▶ _Your assignment_: Line by line, repeat all the material exactly as it appears.

▶ _Records for this exercise_:
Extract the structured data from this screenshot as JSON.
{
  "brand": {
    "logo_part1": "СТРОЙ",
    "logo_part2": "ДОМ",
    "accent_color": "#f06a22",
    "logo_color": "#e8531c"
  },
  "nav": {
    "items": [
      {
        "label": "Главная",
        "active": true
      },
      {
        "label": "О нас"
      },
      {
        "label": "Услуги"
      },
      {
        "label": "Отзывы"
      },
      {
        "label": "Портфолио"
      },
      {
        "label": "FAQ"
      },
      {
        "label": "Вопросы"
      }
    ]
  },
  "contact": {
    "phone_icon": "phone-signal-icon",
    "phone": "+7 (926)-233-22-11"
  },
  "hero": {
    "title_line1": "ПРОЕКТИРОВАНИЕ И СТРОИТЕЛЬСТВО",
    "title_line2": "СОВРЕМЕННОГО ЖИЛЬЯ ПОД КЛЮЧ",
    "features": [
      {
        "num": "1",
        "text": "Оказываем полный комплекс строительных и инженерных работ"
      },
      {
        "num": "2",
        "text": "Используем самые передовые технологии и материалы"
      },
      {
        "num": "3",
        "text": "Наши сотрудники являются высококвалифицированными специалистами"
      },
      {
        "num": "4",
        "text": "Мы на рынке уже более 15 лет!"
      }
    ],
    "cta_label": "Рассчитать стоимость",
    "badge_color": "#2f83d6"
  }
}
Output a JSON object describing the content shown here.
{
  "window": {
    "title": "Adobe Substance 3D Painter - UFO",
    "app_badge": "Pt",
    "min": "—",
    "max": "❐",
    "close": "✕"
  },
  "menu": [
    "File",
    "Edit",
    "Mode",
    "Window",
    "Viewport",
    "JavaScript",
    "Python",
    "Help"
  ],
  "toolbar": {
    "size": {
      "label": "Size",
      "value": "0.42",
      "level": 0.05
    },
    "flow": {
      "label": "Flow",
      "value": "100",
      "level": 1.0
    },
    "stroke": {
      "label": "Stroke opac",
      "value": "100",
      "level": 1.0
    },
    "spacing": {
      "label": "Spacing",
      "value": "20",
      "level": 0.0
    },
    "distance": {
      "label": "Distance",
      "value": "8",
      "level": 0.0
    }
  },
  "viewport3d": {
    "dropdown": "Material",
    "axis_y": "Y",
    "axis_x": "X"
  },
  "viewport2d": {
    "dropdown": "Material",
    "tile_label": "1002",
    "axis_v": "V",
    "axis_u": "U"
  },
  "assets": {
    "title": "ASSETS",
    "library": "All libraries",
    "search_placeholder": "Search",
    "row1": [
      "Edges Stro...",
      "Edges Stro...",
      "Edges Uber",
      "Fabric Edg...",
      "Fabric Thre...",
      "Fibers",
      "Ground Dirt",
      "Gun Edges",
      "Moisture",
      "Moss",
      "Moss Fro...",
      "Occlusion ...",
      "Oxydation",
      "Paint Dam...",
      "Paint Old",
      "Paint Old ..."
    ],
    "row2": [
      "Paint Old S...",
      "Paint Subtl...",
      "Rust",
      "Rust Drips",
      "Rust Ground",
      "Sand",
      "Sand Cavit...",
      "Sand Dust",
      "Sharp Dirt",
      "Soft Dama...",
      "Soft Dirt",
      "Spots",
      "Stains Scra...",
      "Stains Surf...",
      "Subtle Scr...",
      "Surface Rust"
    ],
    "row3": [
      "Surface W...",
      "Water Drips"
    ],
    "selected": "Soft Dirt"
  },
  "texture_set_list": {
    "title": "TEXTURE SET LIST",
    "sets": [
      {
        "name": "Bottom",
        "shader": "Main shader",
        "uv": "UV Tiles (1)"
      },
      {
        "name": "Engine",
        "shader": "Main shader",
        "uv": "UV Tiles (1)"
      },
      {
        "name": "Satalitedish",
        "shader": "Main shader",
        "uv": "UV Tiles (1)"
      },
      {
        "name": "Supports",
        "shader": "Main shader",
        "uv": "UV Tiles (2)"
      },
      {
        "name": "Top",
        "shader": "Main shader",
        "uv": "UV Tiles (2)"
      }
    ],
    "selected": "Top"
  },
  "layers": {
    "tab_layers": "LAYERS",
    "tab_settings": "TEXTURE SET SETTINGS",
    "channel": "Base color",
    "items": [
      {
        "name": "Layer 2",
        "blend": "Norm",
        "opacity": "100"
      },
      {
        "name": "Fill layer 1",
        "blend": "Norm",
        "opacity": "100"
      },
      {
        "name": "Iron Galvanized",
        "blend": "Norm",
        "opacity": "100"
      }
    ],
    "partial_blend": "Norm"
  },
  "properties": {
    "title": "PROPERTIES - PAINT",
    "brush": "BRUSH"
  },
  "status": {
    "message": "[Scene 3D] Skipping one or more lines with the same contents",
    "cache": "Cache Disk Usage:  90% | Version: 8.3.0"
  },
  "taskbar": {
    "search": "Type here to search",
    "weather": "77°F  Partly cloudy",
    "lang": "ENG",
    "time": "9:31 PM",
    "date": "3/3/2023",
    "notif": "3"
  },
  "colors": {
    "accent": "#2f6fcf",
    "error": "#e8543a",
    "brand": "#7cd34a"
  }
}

▶ _Solution for this exercise_:
Extract the structured data from this screenshot as JSON.
{
  "brand": {
    "logo_part1": "СТРОЙ",
    "logo_part2": "ДОМ",
    "accent_color": "#f06a22",
    "logo_color": "#e8531c"
  },
  "nav": {
    "items": [
      {
        "label": "Главная",
        "active": true
      },
      {
        "label": "О нас"
      },
      {
        "label": "Услуги"
      },
      {
        "label": "Отзывы"
      },
      {
        "label": "Портфолио"
      },
      {
        "label": "FAQ"
      },
      {
        "label": "Вопросы"
      }
    ]
  },
  "contact": {
    "phone_icon": "phone-signal-icon",
    "phone": "+7 (926)-233-22-11"
  },
  "hero": {
    "title_line1": "ПРОЕКТИРОВАНИЕ И СТРОИТЕЛЬСТВО",
    "title_line2": "СОВРЕМЕННОГО ЖИЛЬЯ ПОД КЛЮЧ",
    "features": [
      {
        "num": "1",
        "text": "Оказываем полный комплекс строительных и инженерных работ"
      },
      {
        "num": "2",
        "text": "Используем самые передовые технологии и материалы"
      },
      {
        "num": "3",
        "text": "Наши сотрудники являются высококвалифицированными специалистами"
      },
      {
        "num": "4",
        "text": "Мы на рынке уже более 15 лет!"
      }
    ],
    "cta_label": "Рассчитать стоимость",
    "badge_color": "#2f83d6"
  }
}
Output a JSON object describing the content shown here.
{
  "window": {
    "title": "Adobe Substance 3D Painter - UFO",
    "app_badge": "Pt",
    "min": "—",
    "max": "❐",
    "close": "✕"
  },
  "menu": [
    "File",
    "Edit",
    "Mode",
    "Window",
    "Viewport",
    "JavaScript",
    "Python",
    "Help"
  ],
  "toolbar": {
    "size": {
      "label": "Size",
      "value": "0.42",
      "level": 0.05
    },
    "flow": {
      "label": "Flow",
      "value": "100",
      "level": 1.0
    },
    "stroke": {
      "label": "Stroke opac",
      "value": "100",
      "level": 1.0
    },
    "spacing": {
      "label": "Spacing",
      "value": "20",
      "level": 0.0
    },
    "distance": {
      "label": "Distance",
      "value": "8",
      "level": 0.0
    }
  },
  "viewport3d": {
    "dropdown": "Material",
    "axis_y": "Y",
    "axis_x": "X"
  },
  "viewport2d": {
    "dropdown": "Material",
    "tile_label": "1002",
    "axis_v": "V",
    "axis_u": "U"
  },
  "assets": {
    "title": "ASSETS",
    "library": "All libraries",
    "search_placeholder": "Search",
    "row1": [
      "Edges Stro...",
      "Edges Stro...",
      "Edges Uber",
      "Fabric Edg...",
      "Fabric Thre...",
      "Fibers",
      "Ground Dirt",
      "Gun Edges",
      "Moisture",
      "Moss",
      "Moss Fro...",
      "Occlusion ...",
      "Oxydation",
      "Paint Dam...",
      "Paint Old",
      "Paint Old ..."
    ],
    "row2": [
      "Paint Old S...",
      "Paint Subtl...",
      "Rust",
      "Rust Drips",
      "Rust Ground",
      "Sand",
      "Sand Cavit...",
      "Sand Dust",
      "Sharp Dirt",
      "Soft Dama...",
      "Soft Dirt",
      "Spots",
      "Stains Scra...",
      "Stains Surf...",
      "Subtle Scr...",
      "Surface Rust"
    ],
    "row3": [
      "Surface W...",
      "Water Drips"
    ],
    "selected": "Soft Dirt"
  },
  "texture_set_list": {
    "title": "TEXTURE SET LIST",
    "sets": [
      {
        "name": "Bottom",
        "shader": "Main shader",
        "uv": "UV Tiles (1)"
      },
      {
        "name": "Engine",
        "shader": "Main shader",
        "uv": "UV Tiles (1)"
      },
      {
        "name": "Satalitedish",
        "shader": "Main shader",
        "uv": "UV Tiles (1)"
      },
      {
        "name": "Supports",
        "shader": "Main shader",
        "uv": "UV Tiles (2)"
      },
      {
        "name": "Top",
        "shader": "Main shader",
        "uv": "UV Tiles (2)"
      }
    ],
    "selected": "Top"
  },
  "layers": {
    "tab_layers": "LAYERS",
    "tab_settings": "TEXTURE SET SETTINGS",
    "channel": "Base color",
    "items": [
      {
        "name": "Layer 2",
        "blend": "Norm",
        "opacity": "100"
      },
      {
        "name": "Fill layer 1",
        "blend": "Norm",
        "opacity": "100"
      },
      {
        "name": "Iron Galvanized",
        "blend": "Norm",
        "opacity": "100"
      }
    ],
    "partial_blend": "Norm"
  },
  "properties": {
    "title": "PROPERTIES - PAINT",
    "brush": "BRUSH"
  },
  "status": {
    "message": "[Scene 3D] Skipping one or more lines with the same contents",
    "cache": "Cache Disk Usage:  90% | Version: 8.3.0"
  },
  "taskbar": {
    "search": "Type here to search",
    "weather": "77°F  Partly cloudy",
    "lang": "ENG",
    "time": "9:31 PM",
    "date": "3/3/2023",
    "notif": "3"
  },
  "colors": {
    "accent": "#2f6fcf",
    "error": "#e8543a",
    "brand": "#7cd34a"
  }
}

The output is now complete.